%%

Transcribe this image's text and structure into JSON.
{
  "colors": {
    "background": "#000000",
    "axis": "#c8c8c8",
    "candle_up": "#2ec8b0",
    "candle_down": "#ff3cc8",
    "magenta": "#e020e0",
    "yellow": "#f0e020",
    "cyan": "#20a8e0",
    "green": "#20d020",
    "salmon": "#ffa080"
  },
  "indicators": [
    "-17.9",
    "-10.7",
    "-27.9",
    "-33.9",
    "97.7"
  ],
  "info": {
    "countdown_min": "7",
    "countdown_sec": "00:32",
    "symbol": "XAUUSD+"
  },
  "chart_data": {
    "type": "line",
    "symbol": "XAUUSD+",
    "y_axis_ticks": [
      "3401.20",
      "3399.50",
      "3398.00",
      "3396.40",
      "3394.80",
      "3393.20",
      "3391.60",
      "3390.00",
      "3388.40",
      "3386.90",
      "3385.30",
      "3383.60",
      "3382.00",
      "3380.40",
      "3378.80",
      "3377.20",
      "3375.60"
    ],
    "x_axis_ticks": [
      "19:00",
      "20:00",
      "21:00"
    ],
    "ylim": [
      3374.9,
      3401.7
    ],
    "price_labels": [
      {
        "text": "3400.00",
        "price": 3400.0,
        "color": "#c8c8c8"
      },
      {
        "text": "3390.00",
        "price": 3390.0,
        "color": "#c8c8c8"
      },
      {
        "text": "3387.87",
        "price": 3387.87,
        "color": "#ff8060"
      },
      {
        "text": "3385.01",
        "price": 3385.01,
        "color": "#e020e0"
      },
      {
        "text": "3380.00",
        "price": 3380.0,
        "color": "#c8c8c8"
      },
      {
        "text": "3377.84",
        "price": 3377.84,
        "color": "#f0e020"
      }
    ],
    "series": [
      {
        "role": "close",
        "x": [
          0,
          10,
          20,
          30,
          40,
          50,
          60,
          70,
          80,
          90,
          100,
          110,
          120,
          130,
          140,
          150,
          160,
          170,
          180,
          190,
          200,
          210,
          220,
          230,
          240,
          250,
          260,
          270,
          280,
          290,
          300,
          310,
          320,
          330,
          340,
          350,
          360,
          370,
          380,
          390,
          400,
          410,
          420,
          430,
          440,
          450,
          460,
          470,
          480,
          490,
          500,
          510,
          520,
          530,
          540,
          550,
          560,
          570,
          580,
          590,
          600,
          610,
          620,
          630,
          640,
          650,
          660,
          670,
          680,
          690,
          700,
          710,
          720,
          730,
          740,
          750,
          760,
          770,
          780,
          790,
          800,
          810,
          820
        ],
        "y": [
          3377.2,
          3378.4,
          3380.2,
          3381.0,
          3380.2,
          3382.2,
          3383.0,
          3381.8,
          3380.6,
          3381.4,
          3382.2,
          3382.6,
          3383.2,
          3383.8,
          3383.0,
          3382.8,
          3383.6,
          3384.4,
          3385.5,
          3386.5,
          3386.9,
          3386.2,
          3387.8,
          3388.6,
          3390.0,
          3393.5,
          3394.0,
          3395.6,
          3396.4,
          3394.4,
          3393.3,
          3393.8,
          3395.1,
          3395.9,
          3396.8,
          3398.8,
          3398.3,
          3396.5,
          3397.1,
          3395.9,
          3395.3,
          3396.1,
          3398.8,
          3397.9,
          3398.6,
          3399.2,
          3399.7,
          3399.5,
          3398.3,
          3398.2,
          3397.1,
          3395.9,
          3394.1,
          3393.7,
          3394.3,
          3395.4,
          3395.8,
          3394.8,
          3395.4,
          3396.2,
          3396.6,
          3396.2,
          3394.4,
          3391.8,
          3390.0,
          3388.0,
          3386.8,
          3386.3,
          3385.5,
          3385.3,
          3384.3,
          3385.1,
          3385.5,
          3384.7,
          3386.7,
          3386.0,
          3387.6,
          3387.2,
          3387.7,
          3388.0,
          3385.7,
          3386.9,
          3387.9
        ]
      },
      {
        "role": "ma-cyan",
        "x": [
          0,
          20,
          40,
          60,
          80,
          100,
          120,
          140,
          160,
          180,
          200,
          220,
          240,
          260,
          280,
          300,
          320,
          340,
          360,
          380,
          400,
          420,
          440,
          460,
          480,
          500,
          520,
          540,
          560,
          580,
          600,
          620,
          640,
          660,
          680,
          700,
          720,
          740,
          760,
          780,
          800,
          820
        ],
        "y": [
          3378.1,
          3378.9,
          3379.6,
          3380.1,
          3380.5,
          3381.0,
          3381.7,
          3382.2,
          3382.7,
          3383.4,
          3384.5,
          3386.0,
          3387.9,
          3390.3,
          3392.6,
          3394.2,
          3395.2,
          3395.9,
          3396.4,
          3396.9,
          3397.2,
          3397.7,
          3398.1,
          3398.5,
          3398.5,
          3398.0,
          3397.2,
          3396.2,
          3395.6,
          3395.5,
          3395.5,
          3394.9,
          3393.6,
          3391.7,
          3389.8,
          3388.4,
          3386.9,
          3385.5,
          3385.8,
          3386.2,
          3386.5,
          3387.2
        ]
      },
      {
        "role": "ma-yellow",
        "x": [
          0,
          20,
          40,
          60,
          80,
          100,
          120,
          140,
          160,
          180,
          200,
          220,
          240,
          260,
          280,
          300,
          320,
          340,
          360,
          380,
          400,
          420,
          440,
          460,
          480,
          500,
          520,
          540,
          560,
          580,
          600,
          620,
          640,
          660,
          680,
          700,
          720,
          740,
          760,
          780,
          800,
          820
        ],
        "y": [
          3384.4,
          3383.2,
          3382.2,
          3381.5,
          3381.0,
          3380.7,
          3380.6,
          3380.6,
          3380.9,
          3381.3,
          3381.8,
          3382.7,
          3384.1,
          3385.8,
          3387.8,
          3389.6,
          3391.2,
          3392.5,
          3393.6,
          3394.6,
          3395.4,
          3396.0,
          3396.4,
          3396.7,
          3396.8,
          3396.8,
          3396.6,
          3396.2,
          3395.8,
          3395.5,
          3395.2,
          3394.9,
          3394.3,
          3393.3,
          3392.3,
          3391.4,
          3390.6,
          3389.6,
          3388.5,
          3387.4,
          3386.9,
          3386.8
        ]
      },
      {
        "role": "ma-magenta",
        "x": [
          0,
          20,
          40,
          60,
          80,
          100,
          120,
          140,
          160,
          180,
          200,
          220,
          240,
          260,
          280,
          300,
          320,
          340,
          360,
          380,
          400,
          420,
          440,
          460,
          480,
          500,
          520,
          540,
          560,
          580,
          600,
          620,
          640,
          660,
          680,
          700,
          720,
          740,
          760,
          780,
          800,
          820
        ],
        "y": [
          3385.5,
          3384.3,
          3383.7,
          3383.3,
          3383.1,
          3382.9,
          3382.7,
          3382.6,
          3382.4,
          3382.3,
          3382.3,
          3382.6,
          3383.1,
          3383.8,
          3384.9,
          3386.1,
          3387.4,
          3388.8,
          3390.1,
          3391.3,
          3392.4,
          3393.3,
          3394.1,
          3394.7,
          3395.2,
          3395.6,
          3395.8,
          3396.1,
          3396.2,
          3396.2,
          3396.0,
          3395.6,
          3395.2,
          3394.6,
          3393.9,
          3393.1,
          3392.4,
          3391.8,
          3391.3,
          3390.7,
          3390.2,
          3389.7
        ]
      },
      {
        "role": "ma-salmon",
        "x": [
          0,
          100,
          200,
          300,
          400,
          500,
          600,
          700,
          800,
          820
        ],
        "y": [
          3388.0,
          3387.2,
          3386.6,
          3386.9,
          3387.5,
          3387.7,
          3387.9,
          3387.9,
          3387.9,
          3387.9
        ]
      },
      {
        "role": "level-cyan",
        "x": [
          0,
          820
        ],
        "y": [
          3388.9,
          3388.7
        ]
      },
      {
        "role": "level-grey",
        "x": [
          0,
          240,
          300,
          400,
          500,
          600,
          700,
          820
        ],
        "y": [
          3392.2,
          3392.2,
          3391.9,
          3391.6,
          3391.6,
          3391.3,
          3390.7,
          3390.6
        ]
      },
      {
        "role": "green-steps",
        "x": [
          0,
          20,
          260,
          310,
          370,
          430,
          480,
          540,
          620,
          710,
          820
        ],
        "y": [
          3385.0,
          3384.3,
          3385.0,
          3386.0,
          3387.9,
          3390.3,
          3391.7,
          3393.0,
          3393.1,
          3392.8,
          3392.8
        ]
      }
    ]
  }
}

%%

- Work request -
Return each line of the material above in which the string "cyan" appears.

- Your solution -
    "cyan": "#20a8e0",
        "role": "ma-cyan",
        "role": "level-cyan",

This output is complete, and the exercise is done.